In the last few semesters, I've discovered another love: broadcasting. A class at Purdue called Fast Track gave me a chance to learn how to produce news packages, operate video cameras and learn how to edit the footage I've shot to create a final product. I'll have a great opportunity to produce the program in the fall semester, which will be my final few months as a Purdue student. I want to become a sports broadcaster in my professional career. 

With all of that said, I'm back to provide people with my opinions on topics around Purdue sports. I have very high hopes for the future and I hope all of you will continue to give us a chance. 

Jackson Brunner 
Contributor name: jbrunner
Twitter: @BoilerOfLegend

(I should point out that the Blitz is NOT an "objective" journalist environment. Myself, Nick and Chris are all Purdue fans writing for other fans. We're a blog, not a media outlet.)

Tuesday, April 8, 2014

Way Too Early Look at Next Basketball Season

The end of the season was quite the representation of the Purdue basketball season as a whole. Purdue received their 5th commitment for the 2014 basketball class with Point Guard P.J. Thompson. After the exciting news, Purdue lost a close game against Ohio State (63-61) to get knocked out of the Big Ten Tournament and end the season.At the end of that week, the final nail in the terrible coffin, junior-to-be Point Guard Ronnie Johnson decided he was transferring from the team. Now don’t get me wrong, I wasn’t ecstatic with Ronnie’s play as a PG, but what I was ecstatic about was the double digit points he averaged and the experience he brought to the team. That is now out the window, and it’s time to take an early peak into next season.

Purdue will be painfully young next year. A.J. Hammons is currently mulling the idea of jumping into the NBA; early reports have him as a high 2nd round pick. If AJH leaves for the NBA, that leaves 9 scholarship players, only one of whom, Rapheal Davis, is a junior. Luckily, Matt Painter is bringing in the third-ranked recruiting class in the Big Ten, and his third sequential fourth-ranked or higher in the Big Ten. The only problem is that the seat is getting quite hot for Painter right now, and he NEEDS results next season. 

Davis looks to be emerging as a much needed leader

With Ronnie and Simpson gone, that opens up two scholarships, and possibly three if AJH leaves. If that’s the case, Painter is going to have to test the JUCO/5th year scene to land some bodies. At least getting another big guy to rotate with Haas, another true 4 and either a pure shooter or a PG. There are a lot of things up in the air right now. When AJH makes his decision, the Boilers will solidify some of their needs. Of course with Eron Harris and Trevor Thompson (who Purdue is in the top 3 for) both transferring, and both wanting to come home to play ball. 

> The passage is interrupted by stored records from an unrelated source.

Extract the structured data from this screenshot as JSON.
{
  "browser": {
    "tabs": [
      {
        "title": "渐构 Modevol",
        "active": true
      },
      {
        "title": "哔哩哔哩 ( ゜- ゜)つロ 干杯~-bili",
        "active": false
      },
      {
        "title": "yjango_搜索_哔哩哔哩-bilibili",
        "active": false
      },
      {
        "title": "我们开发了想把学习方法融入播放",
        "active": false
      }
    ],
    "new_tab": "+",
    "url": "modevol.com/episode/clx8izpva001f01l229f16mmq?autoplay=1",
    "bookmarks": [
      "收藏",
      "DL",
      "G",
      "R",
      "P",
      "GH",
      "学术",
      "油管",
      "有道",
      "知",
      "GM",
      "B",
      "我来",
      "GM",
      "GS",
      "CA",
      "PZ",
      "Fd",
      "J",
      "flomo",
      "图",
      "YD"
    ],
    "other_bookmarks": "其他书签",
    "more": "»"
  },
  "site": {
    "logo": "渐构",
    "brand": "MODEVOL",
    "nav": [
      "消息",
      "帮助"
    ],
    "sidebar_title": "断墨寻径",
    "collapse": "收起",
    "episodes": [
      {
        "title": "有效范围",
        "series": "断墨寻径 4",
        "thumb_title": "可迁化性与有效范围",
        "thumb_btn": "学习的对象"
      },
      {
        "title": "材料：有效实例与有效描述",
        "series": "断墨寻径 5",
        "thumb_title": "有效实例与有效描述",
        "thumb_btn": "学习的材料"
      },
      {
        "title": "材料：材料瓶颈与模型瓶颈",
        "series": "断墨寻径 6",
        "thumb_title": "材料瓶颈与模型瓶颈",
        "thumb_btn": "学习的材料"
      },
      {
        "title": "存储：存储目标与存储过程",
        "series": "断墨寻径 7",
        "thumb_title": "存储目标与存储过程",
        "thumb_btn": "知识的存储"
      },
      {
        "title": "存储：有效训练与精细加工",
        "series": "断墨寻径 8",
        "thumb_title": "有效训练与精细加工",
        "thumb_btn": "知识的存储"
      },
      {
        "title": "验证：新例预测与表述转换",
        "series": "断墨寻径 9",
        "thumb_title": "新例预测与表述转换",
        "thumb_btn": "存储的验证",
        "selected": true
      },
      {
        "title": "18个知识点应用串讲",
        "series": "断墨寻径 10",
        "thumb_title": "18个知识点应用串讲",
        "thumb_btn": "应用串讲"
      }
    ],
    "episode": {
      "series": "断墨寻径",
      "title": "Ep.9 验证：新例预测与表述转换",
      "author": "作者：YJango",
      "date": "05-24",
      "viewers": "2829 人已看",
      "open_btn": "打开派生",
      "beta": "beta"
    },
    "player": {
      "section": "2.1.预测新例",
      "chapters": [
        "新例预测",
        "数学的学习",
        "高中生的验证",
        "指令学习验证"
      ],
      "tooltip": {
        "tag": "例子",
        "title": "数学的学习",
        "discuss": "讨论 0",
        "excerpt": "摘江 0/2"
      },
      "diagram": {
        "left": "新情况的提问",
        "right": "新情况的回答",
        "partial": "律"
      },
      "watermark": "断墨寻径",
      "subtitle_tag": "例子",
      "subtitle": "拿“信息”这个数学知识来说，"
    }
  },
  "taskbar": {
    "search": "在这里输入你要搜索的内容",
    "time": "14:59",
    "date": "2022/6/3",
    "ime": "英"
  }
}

There is a lot of talent on the team next year and a lot of players who like to play as a team. With Ronnie gone, I think Bryson Scott will have to game come to him faster because he will get more than 10-15 minutes a game. With that being said, EVERYONE has to play like an experienced team if they want to get to the NCAA tourney again. I think they have the parts to do just that. The guys just have to buy into tough defense and playing together. If that happens, it will all come together and move forward.